SANFORD, Fla. — Evidence supports George Zimmerman’s claim that Trayvon Martin was on top of him when Zimmerman fired the shot that claimed Trayvon’s life, a forensic pathologist testified Tuesday at Zimmerman’s murder trial.
“The medical evidence is consistent with Mr. Zimmerman’s statement,” said Vincent Di Maio, an expert witness for the defense. The pathologist also found that Trayvon lived no more than three minutes after the shooting and probably was conscious for at least 10 to15 seconds.
Di Maio also testified that Zimmerman’s head injuries could have been caused by coming into contact with concrete and that such injuries can be very dangerous. That testimony supported Zimmerman’s claim that Trayvon was slamming his head into a sidewalk.
Di Maio said Zimmerman had at least six injuries from struggle: two head lacerations, two wounds to his temples and wounds on his nose and forehead. Those injuries were consistent with having his head banged into a sidewalk, Di Maio said.

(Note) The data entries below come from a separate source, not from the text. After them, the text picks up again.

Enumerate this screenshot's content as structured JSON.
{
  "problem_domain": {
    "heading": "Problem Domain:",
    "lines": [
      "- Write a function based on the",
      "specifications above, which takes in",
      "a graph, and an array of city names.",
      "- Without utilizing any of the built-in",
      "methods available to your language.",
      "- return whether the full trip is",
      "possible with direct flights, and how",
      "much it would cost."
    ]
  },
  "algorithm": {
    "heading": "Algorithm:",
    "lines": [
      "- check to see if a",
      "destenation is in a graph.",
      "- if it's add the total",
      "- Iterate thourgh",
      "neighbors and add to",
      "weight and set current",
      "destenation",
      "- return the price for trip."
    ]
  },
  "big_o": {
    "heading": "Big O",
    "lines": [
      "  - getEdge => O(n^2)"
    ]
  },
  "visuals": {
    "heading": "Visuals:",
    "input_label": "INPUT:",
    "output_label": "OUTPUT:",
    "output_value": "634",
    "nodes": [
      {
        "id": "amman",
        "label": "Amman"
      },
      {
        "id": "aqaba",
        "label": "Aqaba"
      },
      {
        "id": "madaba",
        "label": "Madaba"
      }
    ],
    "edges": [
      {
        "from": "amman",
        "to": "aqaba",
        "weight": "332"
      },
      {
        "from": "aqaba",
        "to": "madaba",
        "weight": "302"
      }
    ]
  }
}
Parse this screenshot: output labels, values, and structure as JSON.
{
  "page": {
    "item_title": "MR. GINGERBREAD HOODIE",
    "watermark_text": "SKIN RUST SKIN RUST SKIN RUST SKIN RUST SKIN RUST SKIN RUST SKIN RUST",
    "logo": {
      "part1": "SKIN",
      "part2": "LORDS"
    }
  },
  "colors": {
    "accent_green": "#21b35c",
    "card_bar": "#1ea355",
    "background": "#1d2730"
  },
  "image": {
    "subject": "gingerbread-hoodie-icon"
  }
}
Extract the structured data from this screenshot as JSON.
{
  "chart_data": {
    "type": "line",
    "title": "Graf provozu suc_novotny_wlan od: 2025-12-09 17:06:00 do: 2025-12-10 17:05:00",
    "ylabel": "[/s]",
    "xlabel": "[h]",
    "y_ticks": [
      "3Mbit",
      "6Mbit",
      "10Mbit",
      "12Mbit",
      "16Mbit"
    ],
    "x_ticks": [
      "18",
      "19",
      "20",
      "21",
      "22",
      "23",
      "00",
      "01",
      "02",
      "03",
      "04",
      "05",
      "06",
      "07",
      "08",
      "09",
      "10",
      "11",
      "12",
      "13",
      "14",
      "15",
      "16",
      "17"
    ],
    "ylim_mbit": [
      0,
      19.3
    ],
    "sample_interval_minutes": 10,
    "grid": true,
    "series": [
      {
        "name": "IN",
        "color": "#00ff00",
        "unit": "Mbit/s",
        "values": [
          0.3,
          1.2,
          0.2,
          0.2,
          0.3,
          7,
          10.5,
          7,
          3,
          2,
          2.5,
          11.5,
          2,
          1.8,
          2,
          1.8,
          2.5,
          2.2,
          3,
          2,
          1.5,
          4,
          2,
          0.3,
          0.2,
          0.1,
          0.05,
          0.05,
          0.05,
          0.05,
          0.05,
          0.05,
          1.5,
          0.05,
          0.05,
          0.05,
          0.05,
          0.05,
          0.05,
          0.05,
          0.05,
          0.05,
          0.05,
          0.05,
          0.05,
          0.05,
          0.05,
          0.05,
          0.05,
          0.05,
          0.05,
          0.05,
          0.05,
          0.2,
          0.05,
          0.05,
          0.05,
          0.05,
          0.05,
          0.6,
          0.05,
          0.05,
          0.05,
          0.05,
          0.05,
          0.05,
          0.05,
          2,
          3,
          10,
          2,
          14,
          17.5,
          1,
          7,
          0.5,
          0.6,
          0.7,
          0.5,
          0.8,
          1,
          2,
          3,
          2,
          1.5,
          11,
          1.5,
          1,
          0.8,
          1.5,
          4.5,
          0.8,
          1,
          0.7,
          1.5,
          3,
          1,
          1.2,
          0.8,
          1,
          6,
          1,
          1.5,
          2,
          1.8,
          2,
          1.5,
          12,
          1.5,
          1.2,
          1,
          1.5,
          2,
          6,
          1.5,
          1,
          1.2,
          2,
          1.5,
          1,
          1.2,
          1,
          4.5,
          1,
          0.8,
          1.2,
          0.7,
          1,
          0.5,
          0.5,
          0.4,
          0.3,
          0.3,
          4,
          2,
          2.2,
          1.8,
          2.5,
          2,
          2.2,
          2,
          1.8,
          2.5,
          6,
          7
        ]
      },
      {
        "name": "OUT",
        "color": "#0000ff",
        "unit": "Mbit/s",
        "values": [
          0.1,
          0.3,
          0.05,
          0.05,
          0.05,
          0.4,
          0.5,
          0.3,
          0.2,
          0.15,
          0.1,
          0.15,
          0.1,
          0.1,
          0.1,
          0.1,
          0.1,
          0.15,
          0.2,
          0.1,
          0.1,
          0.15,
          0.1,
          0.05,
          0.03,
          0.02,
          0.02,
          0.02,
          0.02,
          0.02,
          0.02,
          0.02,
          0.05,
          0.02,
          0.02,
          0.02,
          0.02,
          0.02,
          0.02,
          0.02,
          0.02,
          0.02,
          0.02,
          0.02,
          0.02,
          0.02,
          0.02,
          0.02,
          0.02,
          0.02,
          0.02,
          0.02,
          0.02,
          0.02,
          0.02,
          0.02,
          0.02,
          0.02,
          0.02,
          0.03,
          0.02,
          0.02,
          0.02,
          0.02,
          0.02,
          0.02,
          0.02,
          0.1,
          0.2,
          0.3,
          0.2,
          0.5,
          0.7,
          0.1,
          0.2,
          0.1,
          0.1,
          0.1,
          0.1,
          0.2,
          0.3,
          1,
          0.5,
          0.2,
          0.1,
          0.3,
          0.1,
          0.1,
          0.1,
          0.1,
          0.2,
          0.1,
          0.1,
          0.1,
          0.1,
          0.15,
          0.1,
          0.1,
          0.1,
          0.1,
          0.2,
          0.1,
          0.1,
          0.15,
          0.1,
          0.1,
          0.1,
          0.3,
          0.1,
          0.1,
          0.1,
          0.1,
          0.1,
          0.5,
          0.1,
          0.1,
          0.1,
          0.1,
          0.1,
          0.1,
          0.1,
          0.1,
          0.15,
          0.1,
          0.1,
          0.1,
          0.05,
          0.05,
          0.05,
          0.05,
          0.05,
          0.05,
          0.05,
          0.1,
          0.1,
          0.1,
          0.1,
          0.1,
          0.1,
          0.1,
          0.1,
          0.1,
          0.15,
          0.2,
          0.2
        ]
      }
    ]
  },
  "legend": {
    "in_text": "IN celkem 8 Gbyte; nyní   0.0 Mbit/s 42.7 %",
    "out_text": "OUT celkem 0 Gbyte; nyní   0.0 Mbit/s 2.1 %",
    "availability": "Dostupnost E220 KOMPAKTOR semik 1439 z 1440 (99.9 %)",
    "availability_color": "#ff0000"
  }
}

He added that Zimmerman was likely “stunned” by the injuries that others might say could cause mild concussions.